(Records from a data collection)
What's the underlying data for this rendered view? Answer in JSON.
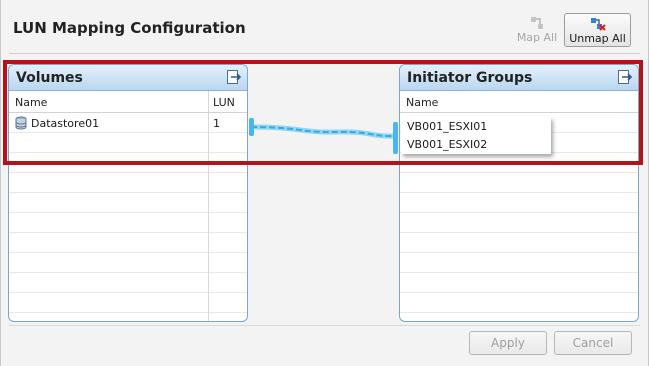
{
  "dialog": {
    "title": "LUN Mapping Configuration"
  },
  "toolbar": {
    "map_all_label": "Map All",
    "unmap_all_label": "Unmap All"
  },
  "volumes": {
    "title": "Volumes",
    "columns": [
      "Name",
      "LUN"
    ],
    "rows": [
      {
        "name": "Datastore01",
        "lun": "1"
      }
    ]
  },
  "initiator_groups": {
    "title": "Initiator Groups",
    "columns": [
      "Name"
    ],
    "items": [
      "VB001_ESXI01",
      "VB001_ESXI02"
    ]
  },
  "footer": {
    "apply_label": "Apply",
    "cancel_label": "Cancel"
  },
  "colors": {
    "panel_border": "#7ba6cd",
    "panel_header": "#b9d6f0",
    "highlight": "#b3141c",
    "connector": "#5bbfe8"
  }
}
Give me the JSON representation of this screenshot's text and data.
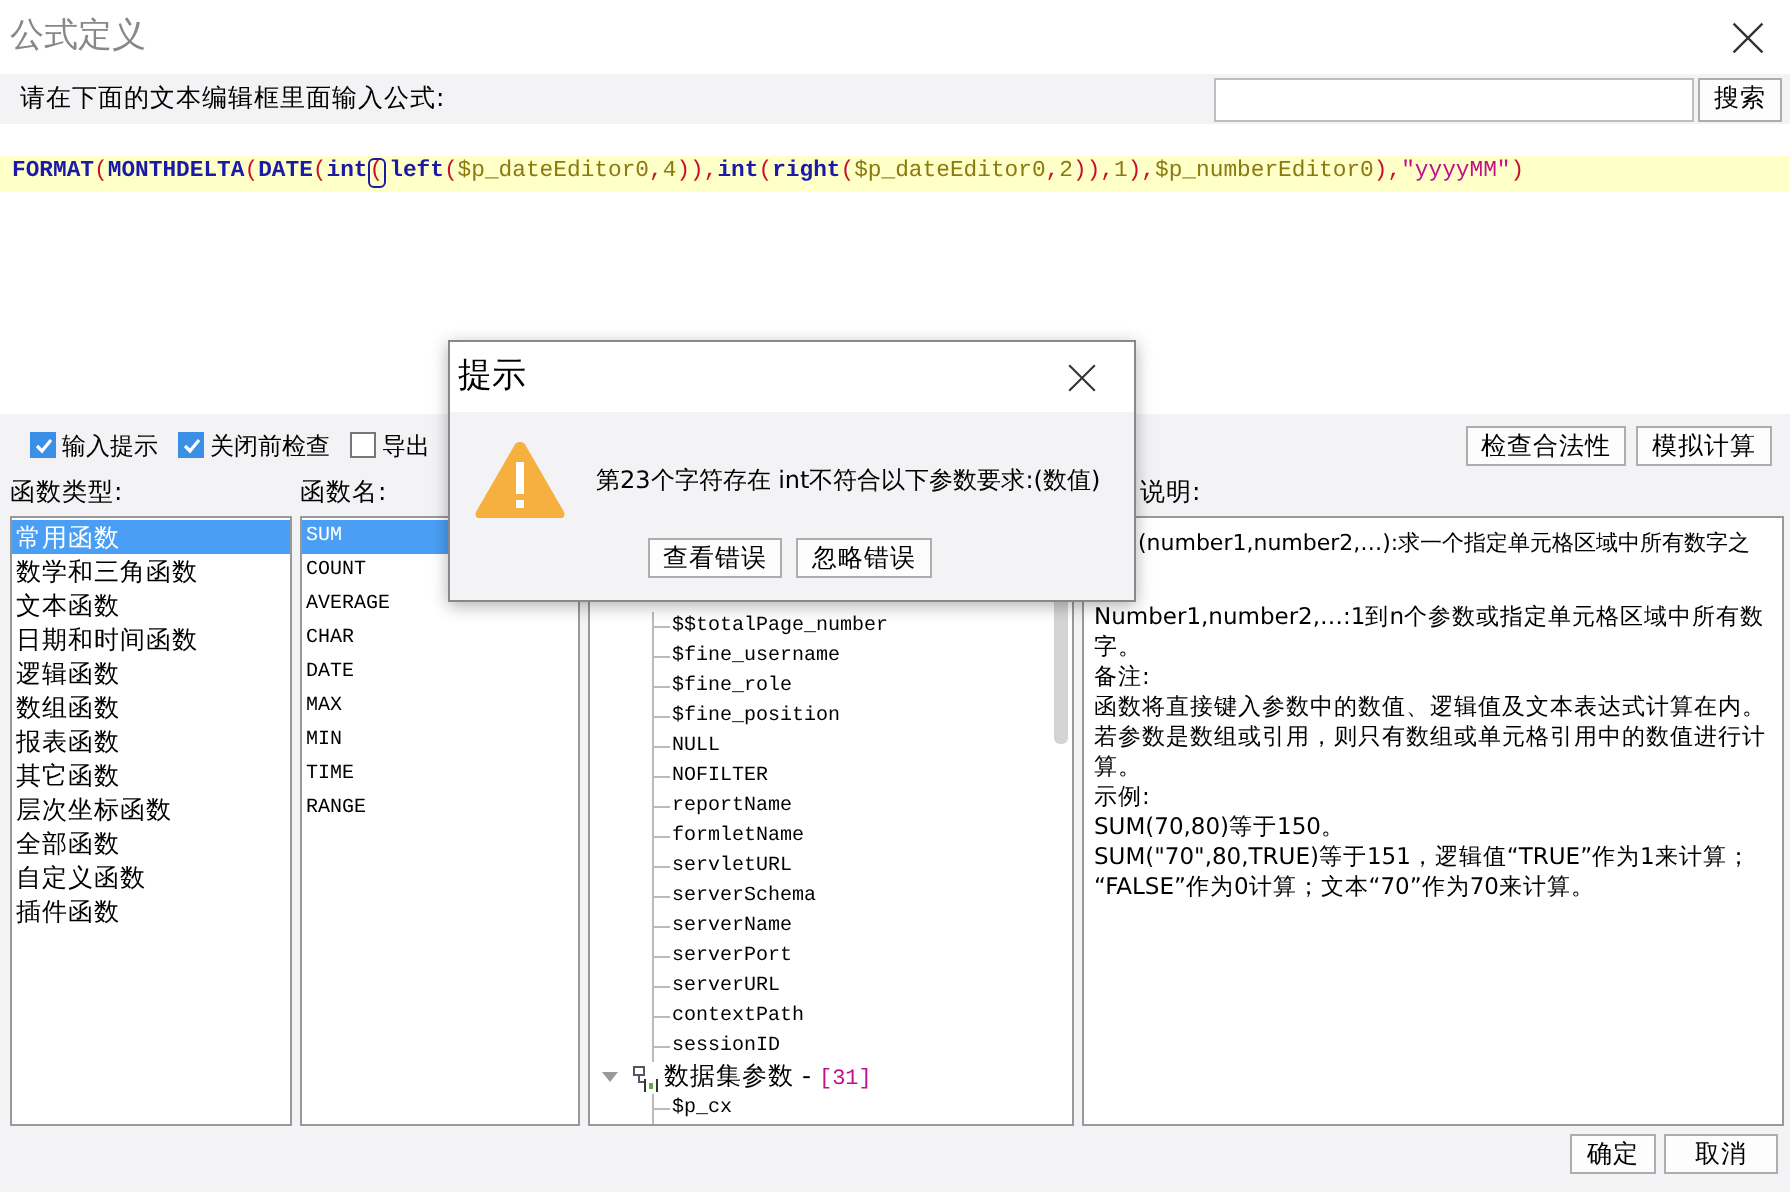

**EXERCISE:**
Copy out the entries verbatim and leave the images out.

**SOLUTION TO THE PROBLEM:**
What's the underlying data for this rendered view? Answer in JSON.
{
  "dialog": {
    "title": "LUN Mapping Configuration"
  },
  "toolbar": {
    "map_all_label": "Map All",
    "unmap_all_label": "Unmap All"
  },
  "volumes": {
    "title": "Volumes",
    "columns": [
      "Name",
      "LUN"
    ],
    "rows": [
      {
        "name": "Datastore01",
        "lun": "1"
      }
    ]
  },
  "initiator_groups": {
    "title": "Initiator Groups",
    "columns": [
      "Name"
    ],
    "items": [
      "VB001_ESXI01",
      "VB001_ESXI02"
    ]
  },
  "footer": {
    "apply_label": "Apply",
    "cancel_label": "Cancel"
  },
  "colors": {
    "panel_border": "#7ba6cd",
    "panel_header": "#b9d6f0",
    "highlight": "#b3141c",
    "connector": "#5bbfe8"
  }
}
Give me the JSON representation of this screenshot's text and data.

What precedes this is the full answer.